In a nutshell, the International Financial Reporting Standards (IFRS) are a set of accounting standards developed by the International Accounting Standards Board (IASB) that is becoming the de facto global standard for financial reporting. And more specifically, IFRS 9 is the IASB’s response to the financial crisis; the package of improvements introduced by IFRS 9 includes a logical model for classification and measurement, a single, forward-looking ‘expected loss’ impairment model and a substantially-reformed approach to hedge accounting.
Ok, we got the background out of the way. Now onto the more important information: how is IFRS 9 benefiting banks? With the inundation of regulatory requirements for financial institutions, we have to find the silver lining somewhere! While all of the requirements are painstaking, they can, and should, have valid business benefits.
The IFRS 9 impairment guidelines are posing a lot of practical challenges to financial services institutions to implement, but there are a number of positive effects that cannot be overlooked.
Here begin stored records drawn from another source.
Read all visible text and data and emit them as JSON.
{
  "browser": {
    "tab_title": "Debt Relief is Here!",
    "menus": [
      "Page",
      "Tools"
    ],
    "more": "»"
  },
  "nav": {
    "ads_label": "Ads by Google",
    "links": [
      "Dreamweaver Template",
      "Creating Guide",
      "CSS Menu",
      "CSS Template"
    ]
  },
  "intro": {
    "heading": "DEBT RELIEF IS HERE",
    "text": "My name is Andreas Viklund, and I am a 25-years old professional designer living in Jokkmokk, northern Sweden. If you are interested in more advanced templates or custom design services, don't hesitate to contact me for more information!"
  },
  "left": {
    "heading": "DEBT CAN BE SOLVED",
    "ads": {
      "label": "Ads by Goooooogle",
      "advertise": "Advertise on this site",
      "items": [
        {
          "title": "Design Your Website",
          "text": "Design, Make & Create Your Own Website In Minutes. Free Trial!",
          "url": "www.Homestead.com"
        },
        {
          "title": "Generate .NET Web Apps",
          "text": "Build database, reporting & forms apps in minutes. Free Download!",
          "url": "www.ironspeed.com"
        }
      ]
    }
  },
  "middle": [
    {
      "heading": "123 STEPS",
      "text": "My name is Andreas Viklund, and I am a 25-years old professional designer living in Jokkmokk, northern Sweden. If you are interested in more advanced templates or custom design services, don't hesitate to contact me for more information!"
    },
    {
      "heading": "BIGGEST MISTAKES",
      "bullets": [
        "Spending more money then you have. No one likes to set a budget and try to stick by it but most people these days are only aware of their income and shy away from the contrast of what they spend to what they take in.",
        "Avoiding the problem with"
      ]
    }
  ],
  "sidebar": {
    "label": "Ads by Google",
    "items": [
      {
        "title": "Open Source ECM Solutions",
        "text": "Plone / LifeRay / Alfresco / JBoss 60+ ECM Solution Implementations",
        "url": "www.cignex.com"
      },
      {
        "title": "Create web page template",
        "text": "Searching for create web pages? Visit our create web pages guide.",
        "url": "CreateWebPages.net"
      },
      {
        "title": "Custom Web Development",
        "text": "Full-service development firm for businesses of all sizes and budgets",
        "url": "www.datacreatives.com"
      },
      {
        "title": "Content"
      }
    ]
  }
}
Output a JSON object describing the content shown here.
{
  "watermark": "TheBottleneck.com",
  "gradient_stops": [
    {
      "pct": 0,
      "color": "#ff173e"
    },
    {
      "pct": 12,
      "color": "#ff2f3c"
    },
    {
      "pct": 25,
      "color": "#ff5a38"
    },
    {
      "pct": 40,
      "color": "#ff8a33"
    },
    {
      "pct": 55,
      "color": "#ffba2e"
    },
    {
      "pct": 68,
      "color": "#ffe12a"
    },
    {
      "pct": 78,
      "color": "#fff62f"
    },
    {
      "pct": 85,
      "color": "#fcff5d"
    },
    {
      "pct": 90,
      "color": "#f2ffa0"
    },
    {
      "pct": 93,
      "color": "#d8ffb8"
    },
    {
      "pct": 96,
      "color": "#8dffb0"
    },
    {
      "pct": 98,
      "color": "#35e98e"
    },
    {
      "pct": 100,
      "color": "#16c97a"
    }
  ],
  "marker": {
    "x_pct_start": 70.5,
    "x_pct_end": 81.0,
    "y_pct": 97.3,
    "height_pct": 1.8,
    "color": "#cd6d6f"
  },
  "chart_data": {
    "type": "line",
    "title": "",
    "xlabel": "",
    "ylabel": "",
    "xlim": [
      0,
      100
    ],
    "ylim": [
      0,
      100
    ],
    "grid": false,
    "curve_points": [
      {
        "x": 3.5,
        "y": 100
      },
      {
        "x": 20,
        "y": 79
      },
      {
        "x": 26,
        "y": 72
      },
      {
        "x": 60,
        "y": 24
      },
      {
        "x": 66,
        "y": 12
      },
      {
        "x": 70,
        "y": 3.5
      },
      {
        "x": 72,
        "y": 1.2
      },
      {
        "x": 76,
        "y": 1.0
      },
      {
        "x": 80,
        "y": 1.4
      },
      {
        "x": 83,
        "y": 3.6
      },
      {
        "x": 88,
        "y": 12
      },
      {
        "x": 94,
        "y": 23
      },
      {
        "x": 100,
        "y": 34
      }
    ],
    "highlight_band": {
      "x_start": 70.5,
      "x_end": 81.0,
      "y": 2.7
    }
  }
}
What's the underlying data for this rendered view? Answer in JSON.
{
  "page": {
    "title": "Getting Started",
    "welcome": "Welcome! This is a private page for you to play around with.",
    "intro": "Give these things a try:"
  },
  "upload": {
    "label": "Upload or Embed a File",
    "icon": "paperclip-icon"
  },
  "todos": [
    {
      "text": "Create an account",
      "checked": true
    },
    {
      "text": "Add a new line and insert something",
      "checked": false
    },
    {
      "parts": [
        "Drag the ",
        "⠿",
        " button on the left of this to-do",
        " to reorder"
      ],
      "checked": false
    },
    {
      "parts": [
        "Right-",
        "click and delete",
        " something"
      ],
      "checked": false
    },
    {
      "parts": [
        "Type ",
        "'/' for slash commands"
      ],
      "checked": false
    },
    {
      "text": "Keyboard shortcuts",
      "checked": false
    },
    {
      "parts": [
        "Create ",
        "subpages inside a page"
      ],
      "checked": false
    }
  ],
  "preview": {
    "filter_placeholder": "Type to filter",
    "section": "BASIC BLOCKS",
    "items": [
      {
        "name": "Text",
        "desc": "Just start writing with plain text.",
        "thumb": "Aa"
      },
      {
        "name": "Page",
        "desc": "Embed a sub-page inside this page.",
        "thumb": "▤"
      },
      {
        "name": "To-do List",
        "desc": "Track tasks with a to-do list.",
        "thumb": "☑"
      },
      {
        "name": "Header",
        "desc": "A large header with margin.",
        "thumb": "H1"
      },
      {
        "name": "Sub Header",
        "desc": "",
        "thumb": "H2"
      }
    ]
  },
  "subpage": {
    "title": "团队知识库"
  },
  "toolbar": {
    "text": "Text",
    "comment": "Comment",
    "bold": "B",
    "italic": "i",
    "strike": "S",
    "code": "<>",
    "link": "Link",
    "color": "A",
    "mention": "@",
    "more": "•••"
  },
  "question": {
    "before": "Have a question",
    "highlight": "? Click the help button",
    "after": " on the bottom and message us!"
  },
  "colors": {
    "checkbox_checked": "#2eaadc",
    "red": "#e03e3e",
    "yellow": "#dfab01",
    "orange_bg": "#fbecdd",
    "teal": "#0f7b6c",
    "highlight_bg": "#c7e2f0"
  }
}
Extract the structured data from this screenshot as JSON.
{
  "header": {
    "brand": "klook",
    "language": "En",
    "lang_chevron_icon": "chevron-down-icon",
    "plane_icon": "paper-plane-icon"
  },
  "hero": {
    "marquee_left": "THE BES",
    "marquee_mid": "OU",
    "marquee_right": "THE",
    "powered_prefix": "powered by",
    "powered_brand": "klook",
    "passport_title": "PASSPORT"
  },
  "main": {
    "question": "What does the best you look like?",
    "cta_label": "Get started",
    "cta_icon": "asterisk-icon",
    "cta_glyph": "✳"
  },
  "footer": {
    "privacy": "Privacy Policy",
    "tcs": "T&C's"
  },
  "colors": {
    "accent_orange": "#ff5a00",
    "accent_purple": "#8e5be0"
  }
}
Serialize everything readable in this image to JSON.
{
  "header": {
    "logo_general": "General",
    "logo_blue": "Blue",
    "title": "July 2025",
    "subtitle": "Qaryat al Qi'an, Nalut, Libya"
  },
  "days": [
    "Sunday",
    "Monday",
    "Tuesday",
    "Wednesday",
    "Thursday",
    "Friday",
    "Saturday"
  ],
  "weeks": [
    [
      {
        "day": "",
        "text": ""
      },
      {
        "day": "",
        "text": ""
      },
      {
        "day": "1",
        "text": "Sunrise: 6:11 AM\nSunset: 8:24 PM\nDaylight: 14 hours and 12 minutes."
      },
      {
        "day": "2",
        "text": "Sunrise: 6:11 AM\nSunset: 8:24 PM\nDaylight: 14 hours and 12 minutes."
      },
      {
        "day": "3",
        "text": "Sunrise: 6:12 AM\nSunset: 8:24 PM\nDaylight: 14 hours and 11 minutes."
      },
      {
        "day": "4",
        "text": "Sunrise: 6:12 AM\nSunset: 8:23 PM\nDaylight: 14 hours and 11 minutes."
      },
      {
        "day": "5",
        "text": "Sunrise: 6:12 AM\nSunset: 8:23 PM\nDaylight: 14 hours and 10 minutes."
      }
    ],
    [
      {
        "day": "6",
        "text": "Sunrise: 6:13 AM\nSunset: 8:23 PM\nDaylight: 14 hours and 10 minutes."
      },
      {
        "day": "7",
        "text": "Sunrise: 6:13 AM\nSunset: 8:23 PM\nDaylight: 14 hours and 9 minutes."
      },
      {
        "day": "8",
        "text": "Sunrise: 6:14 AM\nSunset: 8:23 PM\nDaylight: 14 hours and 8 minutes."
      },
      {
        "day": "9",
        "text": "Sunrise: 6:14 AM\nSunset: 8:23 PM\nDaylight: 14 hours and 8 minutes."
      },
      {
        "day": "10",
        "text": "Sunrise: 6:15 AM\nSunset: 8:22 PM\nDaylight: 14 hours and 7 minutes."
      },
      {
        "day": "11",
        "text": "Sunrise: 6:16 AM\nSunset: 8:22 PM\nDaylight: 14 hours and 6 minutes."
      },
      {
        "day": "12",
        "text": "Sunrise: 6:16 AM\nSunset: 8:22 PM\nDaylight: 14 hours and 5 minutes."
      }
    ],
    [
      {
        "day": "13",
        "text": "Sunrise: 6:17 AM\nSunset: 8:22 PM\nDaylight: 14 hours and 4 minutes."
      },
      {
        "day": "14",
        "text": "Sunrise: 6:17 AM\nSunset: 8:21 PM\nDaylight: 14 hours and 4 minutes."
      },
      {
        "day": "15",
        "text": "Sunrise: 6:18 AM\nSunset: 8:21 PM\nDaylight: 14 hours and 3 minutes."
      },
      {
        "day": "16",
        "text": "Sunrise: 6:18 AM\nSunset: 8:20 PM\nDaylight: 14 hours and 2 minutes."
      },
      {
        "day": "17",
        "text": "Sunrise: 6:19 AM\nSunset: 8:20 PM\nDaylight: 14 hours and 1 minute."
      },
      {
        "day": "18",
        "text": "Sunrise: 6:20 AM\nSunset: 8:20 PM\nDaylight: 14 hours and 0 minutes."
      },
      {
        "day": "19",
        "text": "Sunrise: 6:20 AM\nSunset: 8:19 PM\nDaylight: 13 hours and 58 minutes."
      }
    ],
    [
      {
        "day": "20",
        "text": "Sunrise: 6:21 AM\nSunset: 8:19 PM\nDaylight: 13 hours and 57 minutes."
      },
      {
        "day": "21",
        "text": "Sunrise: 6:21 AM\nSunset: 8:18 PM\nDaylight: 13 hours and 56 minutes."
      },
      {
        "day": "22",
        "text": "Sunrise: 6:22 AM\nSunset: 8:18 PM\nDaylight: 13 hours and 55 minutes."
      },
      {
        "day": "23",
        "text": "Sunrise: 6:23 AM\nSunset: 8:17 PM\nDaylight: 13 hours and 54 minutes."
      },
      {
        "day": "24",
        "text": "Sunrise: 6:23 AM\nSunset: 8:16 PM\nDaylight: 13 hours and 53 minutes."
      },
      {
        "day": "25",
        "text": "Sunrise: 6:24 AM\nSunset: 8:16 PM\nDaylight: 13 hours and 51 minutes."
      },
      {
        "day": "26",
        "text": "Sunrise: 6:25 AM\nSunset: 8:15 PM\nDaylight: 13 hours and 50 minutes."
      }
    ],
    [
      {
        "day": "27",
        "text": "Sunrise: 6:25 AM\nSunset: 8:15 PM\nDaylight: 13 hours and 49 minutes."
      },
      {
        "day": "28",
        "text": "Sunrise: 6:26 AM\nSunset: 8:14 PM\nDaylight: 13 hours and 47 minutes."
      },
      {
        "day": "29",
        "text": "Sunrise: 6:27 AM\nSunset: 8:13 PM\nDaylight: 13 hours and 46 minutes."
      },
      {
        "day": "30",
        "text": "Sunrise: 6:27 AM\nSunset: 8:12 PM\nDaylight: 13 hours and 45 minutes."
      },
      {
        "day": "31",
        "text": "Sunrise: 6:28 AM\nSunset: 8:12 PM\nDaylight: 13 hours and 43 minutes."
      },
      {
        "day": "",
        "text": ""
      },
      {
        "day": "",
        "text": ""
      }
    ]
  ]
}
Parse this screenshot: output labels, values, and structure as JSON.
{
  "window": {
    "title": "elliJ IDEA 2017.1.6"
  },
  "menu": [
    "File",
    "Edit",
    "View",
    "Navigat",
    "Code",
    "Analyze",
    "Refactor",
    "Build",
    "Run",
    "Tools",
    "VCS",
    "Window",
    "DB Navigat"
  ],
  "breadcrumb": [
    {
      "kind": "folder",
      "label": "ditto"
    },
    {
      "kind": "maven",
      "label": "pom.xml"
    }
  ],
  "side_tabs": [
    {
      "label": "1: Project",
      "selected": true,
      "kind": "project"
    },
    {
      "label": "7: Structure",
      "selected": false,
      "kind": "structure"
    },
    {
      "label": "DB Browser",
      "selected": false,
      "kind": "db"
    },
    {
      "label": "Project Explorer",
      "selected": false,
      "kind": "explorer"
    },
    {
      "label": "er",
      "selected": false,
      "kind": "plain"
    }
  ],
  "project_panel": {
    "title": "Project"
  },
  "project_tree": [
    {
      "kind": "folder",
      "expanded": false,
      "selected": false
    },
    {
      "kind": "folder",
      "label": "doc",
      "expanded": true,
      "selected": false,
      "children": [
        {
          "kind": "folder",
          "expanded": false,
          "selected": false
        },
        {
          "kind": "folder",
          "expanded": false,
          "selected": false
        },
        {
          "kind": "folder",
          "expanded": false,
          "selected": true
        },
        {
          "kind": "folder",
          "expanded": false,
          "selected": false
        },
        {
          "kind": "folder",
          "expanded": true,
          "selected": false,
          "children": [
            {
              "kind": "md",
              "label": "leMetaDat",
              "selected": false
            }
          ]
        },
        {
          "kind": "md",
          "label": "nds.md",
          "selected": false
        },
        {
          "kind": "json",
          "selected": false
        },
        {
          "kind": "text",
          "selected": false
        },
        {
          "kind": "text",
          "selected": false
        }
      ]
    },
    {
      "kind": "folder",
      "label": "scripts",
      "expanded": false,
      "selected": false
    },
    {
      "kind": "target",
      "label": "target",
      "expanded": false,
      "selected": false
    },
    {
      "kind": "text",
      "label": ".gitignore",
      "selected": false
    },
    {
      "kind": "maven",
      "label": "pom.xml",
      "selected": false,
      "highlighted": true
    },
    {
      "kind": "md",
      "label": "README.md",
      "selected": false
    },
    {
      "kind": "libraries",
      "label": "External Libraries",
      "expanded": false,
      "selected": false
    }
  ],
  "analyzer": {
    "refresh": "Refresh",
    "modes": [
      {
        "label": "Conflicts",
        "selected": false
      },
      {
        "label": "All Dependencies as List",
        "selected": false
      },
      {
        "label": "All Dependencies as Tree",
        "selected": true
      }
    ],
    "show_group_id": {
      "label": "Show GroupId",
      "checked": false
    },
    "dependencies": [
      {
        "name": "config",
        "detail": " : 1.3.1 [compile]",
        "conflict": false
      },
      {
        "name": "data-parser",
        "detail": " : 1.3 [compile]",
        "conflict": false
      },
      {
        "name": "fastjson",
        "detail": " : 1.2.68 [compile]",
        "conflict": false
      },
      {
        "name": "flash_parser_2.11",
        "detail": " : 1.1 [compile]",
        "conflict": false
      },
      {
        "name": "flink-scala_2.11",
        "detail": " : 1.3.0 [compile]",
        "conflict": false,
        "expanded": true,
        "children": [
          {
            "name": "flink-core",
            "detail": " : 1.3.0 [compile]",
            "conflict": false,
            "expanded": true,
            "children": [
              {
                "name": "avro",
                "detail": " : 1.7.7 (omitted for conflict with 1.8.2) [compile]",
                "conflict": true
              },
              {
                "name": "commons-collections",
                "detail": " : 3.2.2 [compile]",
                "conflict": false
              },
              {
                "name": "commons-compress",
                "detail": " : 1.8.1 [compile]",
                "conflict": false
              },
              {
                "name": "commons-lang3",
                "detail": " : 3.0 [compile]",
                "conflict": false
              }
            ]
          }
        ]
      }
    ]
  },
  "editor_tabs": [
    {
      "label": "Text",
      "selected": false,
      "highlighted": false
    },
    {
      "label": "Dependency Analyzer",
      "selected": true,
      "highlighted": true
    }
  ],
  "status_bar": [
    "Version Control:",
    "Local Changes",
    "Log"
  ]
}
Here are what I find to be the top 3 reasons why IFRS 9 is a good thing for financial institutions.
#1 Credit appraisal and pre-sanction processes
Going forward, financial institutions are expected to tighten their credit appraisal processes. Time and again improper and inadequate credit appraisal processes were observed as the main internal cause for loan accounts turning out bad, amongst other external causes such as economic slowdown, willful defaults and so on. Given the requirement of forward looking expected credit losses, financial institutions are about to look at further strengthening of their underwriting standards and credit appraisal processes.
#2 Closely monitor assets
Financial institutions are expected to closely monitor the “watch-list” category of assets that are likely to slip into the category of “under-performing or credit impaired” to avoid assets being classified into “stage 2 or 3”. In addition, they are expected to make all efforts to ensure that the assets classified into stage 1 as of last reporting date do not migrate to stage 2 or 3 owing to the Lifetime ECL impact.
Needless to say, these efforts will be initiated on a pro-active basis in order to safeguard an institution’s distributable profits, brand value and keep the NPA (Non-Performing Assets) levels under control.
All of these are expected to result in further strengthening of existing post disbursal follow up processes and set to streamline the collection efforts.
#3 Capital & business planning
IFRS 9 impairment guidelines have a direct effect on the retained earnings and thus, the bank’s capital. Given the capital constraints, it is quite likely that each line of business within an institution be mandated to efficiently utilize the scarce capital resources allocated to them and maximize profits.
Other positive effects
In conclusion, IFRS 9 with its forward-looking impairment model is expected to further augment the efficiency of the banking system. It can be concluded that this impairment model has served its main purpose if another financial crisis is averted and thereby the interests of shareholders and general public are safeguarded. Only time can prove the effectiveness of the revised set of guidelines.
Although IFRS 9 is an accounting standard, it is expected to play its part in strengthening the financial institution’s credit risk management system in particular and bringing about a sound banking system at large.
Krishnamurthy Venkatraman is a Senior Principal Product Manager for Oracle Financial Services Analytical Applications. For more information, contact Geetika Chopra.
The views expressed herein are the views of the author and not necessarily the views of the employer.